Data items
[Start of Attachment]

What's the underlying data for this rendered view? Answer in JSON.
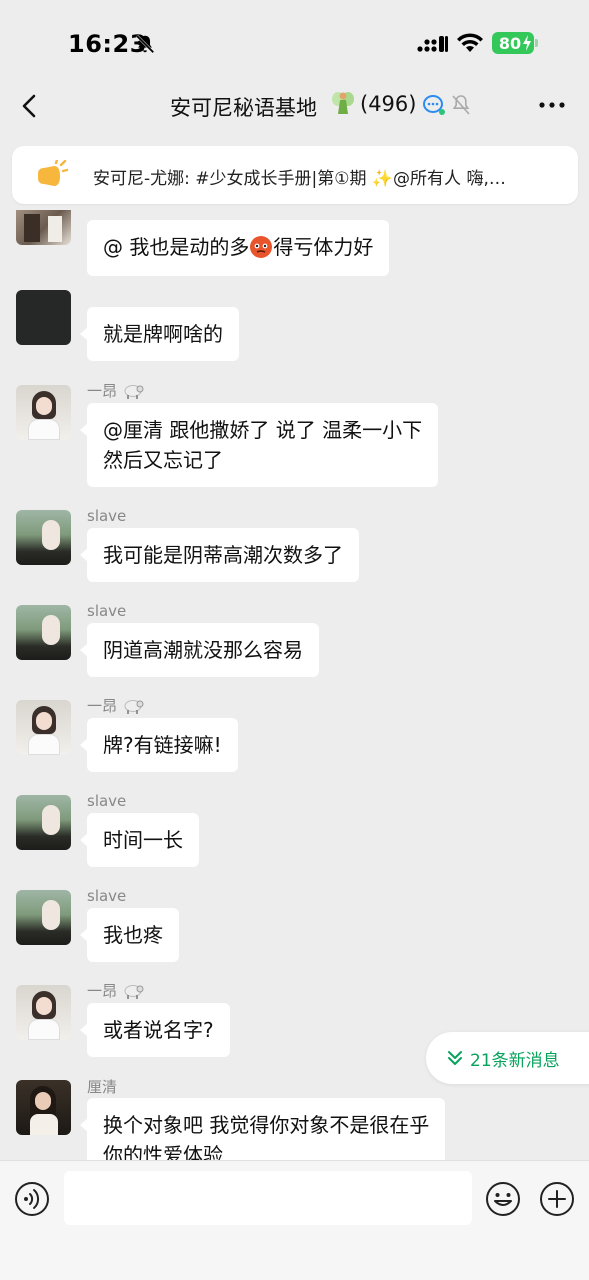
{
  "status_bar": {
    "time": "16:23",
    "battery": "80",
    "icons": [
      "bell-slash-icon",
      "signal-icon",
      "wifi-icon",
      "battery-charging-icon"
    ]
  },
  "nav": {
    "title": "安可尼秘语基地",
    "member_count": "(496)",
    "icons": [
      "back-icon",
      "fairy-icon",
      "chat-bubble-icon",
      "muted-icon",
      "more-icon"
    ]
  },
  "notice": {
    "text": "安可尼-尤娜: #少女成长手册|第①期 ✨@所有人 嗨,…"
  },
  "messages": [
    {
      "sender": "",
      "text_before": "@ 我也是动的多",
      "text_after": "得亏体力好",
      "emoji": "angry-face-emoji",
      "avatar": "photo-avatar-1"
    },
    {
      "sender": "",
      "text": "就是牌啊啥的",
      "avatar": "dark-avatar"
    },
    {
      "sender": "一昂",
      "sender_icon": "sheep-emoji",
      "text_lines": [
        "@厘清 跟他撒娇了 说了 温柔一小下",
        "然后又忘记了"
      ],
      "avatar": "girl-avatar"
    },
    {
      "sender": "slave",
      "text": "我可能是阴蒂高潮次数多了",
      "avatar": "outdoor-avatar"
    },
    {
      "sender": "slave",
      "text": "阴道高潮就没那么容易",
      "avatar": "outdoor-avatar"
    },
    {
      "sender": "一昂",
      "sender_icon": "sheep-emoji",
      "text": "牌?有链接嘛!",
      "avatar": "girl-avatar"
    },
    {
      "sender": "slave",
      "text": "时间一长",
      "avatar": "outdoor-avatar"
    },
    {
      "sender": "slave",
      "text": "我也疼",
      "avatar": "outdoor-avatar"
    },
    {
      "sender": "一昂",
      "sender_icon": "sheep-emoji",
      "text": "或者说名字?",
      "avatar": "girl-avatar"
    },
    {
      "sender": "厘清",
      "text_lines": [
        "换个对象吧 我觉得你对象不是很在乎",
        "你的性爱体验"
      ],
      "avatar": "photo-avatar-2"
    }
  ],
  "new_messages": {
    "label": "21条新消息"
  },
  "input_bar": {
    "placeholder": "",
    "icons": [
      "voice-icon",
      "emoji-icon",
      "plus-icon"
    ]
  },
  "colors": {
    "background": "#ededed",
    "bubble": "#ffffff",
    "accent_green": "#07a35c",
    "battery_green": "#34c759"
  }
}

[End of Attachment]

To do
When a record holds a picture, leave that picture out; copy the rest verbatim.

Answer space
What's the underlying data for this rendered view? Answer in JSON.
{
  "status_bar": {
    "time": "16:23",
    "battery": "80",
    "icons": [
      "bell-slash-icon",
      "signal-icon",
      "wifi-icon",
      "battery-charging-icon"
    ]
  },
  "nav": {
    "title": "安可尼秘语基地",
    "member_count": "(496)",
    "icons": [
      "back-icon",
      "fairy-icon",
      "chat-bubble-icon",
      "muted-icon",
      "more-icon"
    ]
  },
  "notice": {
    "text": "安可尼-尤娜: #少女成长手册|第①期 ✨@所有人 嗨,…"
  },
  "messages": [
    {
      "sender": "",
      "text_before": "@ 我也是动的多",
      "text_after": "得亏体力好",
      "emoji": "angry-face-emoji",
      "avatar": "photo-avatar-1"
    },
    {
      "sender": "",
      "text": "就是牌啊啥的",
      "avatar": "dark-avatar"
    },
    {
      "sender": "一昂",
      "sender_icon": "sheep-emoji",
      "text_lines": [
        "@厘清 跟他撒娇了 说了 温柔一小下",
        "然后又忘记了"
      ],
      "avatar": "girl-avatar"
    },
    {
      "sender": "slave",
      "text": "我可能是阴蒂高潮次数多了",
      "avatar": "outdoor-avatar"
    },
    {
      "sender": "slave",
      "text": "阴道高潮就没那么容易",
      "avatar": "outdoor-avatar"
    },
    {
      "sender": "一昂",
      "sender_icon": "sheep-emoji",
      "text": "牌?有链接嘛!",
      "avatar": "girl-avatar"
    },
    {
      "sender": "slave",
      "text": "时间一长",
      "avatar": "outdoor-avatar"
    },
    {
      "sender": "slave",
      "text": "我也疼",
      "avatar": "outdoor-avatar"
    },
    {
      "sender": "一昂",
      "sender_icon": "sheep-emoji",
      "text": "或者说名字?",
      "avatar": "girl-avatar"
    },
    {
      "sender": "厘清",
      "text_lines": [
        "换个对象吧 我觉得你对象不是很在乎",
        "你的性爱体验"
      ],
      "avatar": "photo-avatar-2"
    }
  ],
  "new_messages": {
    "label": "21条新消息"
  },
  "input_bar": {
    "placeholder": "",
    "icons": [
      "voice-icon",
      "emoji-icon",
      "plus-icon"
    ]
  },
  "colors": {
    "background": "#ededed",
    "bubble": "#ffffff",
    "accent_green": "#07a35c",
    "battery_green": "#34c759"
  }
}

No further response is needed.